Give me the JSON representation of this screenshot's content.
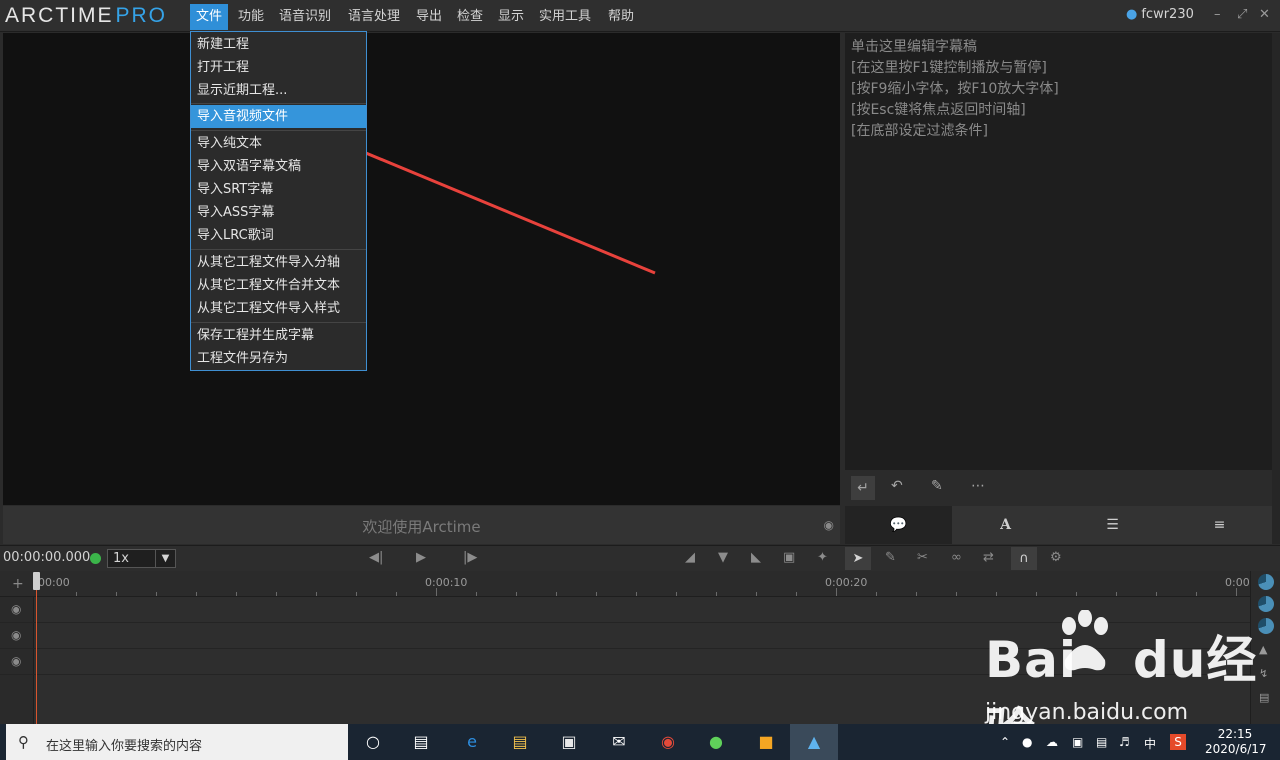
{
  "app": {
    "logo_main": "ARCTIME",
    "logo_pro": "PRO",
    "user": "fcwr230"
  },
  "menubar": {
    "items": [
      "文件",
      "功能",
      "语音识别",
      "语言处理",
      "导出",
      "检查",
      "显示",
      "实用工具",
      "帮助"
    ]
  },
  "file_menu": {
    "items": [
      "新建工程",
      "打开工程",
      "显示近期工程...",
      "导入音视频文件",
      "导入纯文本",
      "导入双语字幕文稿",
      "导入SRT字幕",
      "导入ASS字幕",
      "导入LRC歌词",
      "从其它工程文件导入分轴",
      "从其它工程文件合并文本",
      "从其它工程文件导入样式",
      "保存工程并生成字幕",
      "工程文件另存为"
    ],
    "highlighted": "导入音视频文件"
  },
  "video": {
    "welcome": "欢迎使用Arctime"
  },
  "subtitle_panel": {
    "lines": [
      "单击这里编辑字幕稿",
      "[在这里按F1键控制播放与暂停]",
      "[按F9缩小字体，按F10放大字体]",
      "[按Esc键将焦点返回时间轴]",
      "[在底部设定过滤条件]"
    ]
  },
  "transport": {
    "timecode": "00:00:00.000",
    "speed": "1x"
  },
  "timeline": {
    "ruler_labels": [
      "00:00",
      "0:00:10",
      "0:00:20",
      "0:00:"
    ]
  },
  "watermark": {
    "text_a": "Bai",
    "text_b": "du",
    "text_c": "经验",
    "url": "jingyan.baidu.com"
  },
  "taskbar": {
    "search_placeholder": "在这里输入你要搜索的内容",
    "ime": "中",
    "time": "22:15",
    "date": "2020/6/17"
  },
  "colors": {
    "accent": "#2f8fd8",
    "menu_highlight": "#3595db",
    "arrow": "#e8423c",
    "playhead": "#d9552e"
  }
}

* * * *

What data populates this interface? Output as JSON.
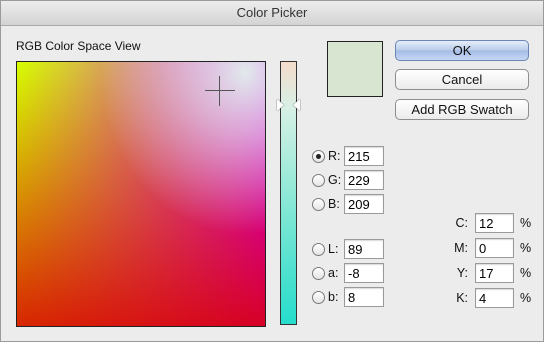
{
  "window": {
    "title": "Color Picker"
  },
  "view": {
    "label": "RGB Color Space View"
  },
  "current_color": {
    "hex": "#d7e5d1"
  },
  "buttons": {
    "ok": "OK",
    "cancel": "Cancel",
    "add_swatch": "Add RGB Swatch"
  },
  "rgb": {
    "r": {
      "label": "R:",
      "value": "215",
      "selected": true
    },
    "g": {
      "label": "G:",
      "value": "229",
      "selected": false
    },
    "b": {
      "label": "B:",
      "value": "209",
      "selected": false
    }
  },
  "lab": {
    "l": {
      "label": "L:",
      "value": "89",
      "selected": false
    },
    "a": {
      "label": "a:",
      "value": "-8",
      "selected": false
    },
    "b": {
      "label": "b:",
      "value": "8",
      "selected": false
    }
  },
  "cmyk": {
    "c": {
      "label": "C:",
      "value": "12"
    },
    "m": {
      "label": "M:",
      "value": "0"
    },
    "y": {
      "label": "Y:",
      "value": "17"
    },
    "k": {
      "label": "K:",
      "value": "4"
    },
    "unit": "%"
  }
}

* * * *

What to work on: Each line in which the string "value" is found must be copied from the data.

The answer:
      "value": "215",
      "value": "229",
      "value": "209",
      "value": "89",
      "value": "-8",
      "value": "8",
      "value": "12"
      "value": "0"
      "value": "17"
      "value": "4"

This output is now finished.